Goal of the exercise – In the entries below, how many lines hold the string "name"? Give only the number.

Exercise material –
★ ★ ★

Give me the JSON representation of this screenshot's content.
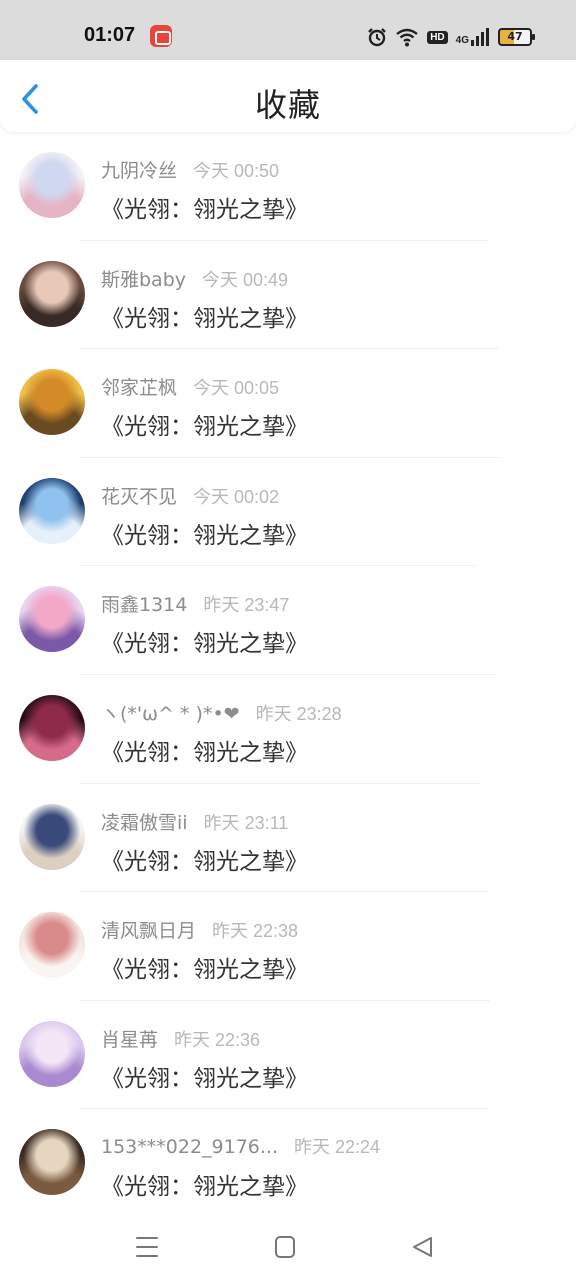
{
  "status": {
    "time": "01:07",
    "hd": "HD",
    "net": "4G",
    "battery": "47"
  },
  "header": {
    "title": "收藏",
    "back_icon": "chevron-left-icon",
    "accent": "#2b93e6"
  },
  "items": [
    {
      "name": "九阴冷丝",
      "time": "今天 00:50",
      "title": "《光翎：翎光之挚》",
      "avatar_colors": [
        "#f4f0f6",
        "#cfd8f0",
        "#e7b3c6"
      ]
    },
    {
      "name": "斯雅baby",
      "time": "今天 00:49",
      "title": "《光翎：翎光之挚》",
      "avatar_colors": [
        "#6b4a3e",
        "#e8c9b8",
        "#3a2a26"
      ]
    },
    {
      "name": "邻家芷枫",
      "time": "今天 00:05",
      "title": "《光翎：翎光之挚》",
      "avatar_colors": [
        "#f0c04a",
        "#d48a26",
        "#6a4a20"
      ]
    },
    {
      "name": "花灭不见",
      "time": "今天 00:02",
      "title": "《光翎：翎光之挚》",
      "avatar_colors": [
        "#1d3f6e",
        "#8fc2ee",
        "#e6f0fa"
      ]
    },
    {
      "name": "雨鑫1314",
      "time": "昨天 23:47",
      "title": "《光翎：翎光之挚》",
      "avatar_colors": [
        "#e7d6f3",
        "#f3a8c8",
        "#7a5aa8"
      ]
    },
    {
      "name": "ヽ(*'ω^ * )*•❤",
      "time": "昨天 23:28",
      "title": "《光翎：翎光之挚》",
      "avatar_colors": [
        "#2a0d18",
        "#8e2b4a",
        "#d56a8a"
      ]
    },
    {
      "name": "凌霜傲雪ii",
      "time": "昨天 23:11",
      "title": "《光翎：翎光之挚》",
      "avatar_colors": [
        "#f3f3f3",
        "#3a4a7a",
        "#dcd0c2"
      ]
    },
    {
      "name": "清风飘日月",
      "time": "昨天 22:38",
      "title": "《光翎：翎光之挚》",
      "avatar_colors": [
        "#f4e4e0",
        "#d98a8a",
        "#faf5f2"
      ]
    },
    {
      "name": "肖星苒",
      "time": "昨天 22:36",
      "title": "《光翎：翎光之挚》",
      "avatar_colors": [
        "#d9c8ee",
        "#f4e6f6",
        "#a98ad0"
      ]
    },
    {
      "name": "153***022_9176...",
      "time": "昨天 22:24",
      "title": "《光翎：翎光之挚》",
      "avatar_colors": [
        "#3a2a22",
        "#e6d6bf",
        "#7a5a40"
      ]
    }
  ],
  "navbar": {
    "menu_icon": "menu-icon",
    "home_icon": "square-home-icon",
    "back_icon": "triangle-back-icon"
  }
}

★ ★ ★

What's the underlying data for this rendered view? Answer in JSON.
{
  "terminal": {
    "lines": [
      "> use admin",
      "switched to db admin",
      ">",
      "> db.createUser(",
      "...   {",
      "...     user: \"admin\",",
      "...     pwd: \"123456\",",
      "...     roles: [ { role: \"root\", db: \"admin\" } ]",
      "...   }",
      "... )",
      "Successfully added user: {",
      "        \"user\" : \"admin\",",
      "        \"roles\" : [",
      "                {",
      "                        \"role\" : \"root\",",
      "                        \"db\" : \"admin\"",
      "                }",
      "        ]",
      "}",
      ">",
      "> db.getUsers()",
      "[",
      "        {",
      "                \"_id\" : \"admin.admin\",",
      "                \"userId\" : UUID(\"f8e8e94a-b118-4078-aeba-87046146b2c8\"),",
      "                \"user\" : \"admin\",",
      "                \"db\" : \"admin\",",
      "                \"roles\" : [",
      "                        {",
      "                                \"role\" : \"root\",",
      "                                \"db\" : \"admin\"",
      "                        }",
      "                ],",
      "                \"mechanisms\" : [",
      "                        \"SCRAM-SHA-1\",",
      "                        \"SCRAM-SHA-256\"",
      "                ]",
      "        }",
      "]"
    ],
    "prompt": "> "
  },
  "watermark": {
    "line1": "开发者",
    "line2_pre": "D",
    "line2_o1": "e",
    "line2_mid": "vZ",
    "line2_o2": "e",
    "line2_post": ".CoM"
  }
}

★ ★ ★

Answer for the task – 10